professional sport remains largely a male preserve in which the majority of opportunities and rewards go to men
in other contexts, including school and university sport and international competitions, including most notably the Olympics, opportunities for women are
expanding, performances are improving, and public interest is rising
these developments pose a challenge to ideologies of gender and to the historical association between gender, physicality, and power
a particularly significant challenge to gender ideologies is the increased involvement of women in sports that Bryson calls 'flag carriers' of masculinity
these are sports that 'quintessentially promote hegemonic masculinity and to which a majority of people are regularly exposed'
in the North American context, the best examples are football and ice hockey
in these sports, which celebrate force and toughness and involve direct confrontation between competitors, it is 'dominate or lose'
Playing the Game: The Construction of Women's Hockey
the rules of play in men's and women's ice hockey are substantially the same, with one major difference: the rules on women's hockey prohibit intentional body
checking – that is, intentional effort to hit, or 'take out', an opposing player

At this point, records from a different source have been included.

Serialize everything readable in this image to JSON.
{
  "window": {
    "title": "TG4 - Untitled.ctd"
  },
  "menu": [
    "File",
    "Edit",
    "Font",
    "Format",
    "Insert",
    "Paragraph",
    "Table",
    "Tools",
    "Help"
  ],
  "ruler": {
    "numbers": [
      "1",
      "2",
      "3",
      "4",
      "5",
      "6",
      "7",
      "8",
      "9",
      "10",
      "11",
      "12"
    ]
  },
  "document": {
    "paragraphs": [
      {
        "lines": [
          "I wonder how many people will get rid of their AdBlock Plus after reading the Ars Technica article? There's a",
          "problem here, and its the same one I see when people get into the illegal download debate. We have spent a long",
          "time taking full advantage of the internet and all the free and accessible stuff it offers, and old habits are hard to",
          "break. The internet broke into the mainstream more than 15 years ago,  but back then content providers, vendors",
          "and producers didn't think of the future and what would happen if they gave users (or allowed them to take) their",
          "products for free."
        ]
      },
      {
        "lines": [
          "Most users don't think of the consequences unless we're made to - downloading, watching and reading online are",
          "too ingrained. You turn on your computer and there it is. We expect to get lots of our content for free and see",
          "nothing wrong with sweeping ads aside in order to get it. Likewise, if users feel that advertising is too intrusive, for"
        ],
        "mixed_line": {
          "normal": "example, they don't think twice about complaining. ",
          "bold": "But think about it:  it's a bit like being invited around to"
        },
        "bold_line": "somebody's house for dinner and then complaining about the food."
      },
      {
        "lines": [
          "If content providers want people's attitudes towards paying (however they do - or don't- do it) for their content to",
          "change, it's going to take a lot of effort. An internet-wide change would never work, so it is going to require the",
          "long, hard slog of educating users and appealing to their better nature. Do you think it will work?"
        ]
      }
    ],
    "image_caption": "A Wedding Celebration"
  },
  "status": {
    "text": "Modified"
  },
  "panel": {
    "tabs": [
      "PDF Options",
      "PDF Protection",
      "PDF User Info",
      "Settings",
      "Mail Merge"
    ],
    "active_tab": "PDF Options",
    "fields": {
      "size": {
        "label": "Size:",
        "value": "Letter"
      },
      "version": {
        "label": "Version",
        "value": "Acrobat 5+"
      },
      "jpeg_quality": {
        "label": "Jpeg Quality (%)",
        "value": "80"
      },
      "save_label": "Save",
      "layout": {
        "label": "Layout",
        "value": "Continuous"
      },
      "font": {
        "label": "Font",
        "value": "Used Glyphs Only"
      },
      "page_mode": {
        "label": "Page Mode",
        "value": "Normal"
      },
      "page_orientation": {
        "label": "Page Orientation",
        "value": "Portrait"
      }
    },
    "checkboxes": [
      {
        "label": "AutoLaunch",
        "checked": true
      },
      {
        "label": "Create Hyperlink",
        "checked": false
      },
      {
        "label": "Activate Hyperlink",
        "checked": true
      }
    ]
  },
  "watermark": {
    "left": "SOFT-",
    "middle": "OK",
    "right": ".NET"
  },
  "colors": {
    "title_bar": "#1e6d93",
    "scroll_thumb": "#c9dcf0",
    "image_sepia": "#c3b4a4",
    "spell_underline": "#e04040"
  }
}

to be sure, there is still considerable use of the body and body contact in women's hockey, both intentional and unintentional
to watch a game is to see players constantly try to outmanoeuvre and outmuscle one another
at the same time, women's games are noticeably different from the full-contact game played at the higher levels of the men's sport
Conclusion: Women’s Hockey and the Challenge to Masculine Hegemony
- suggestions that a ‘problem’ with body checking is that girls are not taught this skills complement the observation that eliminating checking improves the game by
making it easier to officiate
- both imply that the ‘problem’ with checking is not the practice, per se, but limitations in the organization of the sport regarding training and skill development of
athletes and officials
- gender equality has received increased attention in many sports, including hockey, in recent years
- women’s hockey is played in a cultural context in which men’s sport is hegemonic
- targets of criticism in boys’ hockey are the style of play, which emphasizes intimidation and domination, and the competitive and elitist system that eliminates boys
by early adolescence, boys who are unable to perform by these standards
- the dominance of men’s hockey provides the background for much of the debate over the construction of the women’s game
- against the background, to argue that women’s hockey need not to be the same as men’s is to position the women’s game as not only different from but inferior to
the ‘real’ game
- the prohibition of body checking is central to a strategy to promote women’s hockey by emphasizing its differences from the men’s game
- while the game clearly is different from men’s hockey in the absence of body checking, evidence of troubling similarities is provided in the discussion of pain and
injury in women’s hockey
- the challenge to masculine hegemony is weakened by the location of the debate about the practice of women’s hockey within a framework that positions men’s
hockey as the ‘real’ game
- while women’s hockey provides clear and compelling refutation of the myth of female frailty, the potential of the sport to challenge traditional ideologies of gender is
diminished by its construction as a milder version of the sport that ‘really counts’
- the cultural struggle in women’s hockey is conditioned by its relation to the dominant male model